Amongst the most popular highlights founds in offals you will find high levels of Vitamin B6, Vitamin B12, Niacin, Thiamin, Riboflavin, Folate, Pantothenic Acid, Zinc, Iron, Copper, Selenium and Phosphorus.
As a measure of precaution, we recommend not to feed any spinal tissue or brain to avoid any risk of bovine spongiform encephalopathy, commonly referred to as Mad Cow. It is also recommended to mix up the types of offals you serve your dog just to keep a great variety of micronutrients.
Organic sardines are one of the best sources of Omega-3 fatty acids, the type of fat known to have anti-inflammatory properties.
When it comes to fish we’ve got to be careful of two main aspects:
- those who consume canned sardines have to only serve fillets that aren’t too high in spices, oil, or sodium
- buying fresh sardines is always better as bones in sardines are usually fine for larger dogs, pick the most obvious ones if your pooch is smaller!
On top of great fatty acids, sardines are also packed with proteins, vitamin D, vitamin B12, selenium, phosphorus and calcium. Sardines are amongst the most cost-efficient fish out there so it’s a no brainer!
An all-encompassing food, sardines will help your dog’s entire body and support system from cellular functions to heart health, there’s nothing fishy about it! (Spot the pun!)
Superfoods are NOT magic tricks!
Introducing any superfood to a dog should always be done gradually and slowly so you, as the owner, can spot any change in your dog’s stools or energy levels. Each pet is unique and such an article cannot detect the singularities of each reader’s dog — speak to your vet in case of any doubt!
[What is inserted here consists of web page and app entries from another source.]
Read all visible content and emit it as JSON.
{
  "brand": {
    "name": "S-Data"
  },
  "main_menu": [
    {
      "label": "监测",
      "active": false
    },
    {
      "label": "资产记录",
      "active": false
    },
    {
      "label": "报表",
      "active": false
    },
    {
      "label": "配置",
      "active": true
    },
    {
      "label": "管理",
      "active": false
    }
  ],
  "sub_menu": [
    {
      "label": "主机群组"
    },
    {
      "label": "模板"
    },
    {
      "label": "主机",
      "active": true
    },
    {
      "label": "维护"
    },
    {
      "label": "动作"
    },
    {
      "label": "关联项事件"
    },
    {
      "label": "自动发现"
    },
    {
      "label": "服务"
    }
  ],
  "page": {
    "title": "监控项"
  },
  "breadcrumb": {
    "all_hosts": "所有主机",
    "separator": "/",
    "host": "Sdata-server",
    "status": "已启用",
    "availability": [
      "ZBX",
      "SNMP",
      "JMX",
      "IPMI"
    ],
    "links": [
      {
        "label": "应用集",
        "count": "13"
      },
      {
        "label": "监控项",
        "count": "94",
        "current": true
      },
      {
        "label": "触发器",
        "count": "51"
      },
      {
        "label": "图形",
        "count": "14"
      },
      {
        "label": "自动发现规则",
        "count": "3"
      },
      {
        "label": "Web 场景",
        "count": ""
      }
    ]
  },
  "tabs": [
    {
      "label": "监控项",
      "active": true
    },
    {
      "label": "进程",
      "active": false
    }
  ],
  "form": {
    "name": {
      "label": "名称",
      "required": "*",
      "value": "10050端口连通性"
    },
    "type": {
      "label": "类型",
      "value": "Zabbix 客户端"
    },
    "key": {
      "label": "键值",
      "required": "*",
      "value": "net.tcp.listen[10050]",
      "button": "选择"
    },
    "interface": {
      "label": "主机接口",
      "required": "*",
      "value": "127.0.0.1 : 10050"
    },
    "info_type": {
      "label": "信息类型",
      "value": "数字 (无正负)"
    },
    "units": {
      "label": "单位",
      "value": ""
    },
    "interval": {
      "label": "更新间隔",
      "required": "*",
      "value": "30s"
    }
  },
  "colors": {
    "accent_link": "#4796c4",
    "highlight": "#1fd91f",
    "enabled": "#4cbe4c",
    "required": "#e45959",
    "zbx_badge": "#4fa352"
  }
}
These five superfoods are pure healthful goodness but they are not magic: you cannot just fill your dog’s food bowl with sardines and quinoa to see immediate improvements. Don’t turn your entire dog’s diet upside down but instead add these superfoods on a regular basis to the point where they become part of your pooch’s daily meals. Make sure you are getting your dog’s macros right and not overfeeding!
Lazhar Ichir is the founder of Breeding Business, the free platform educating ethical dog breeders worldwide with interviews, articles, reviews, guides, and more.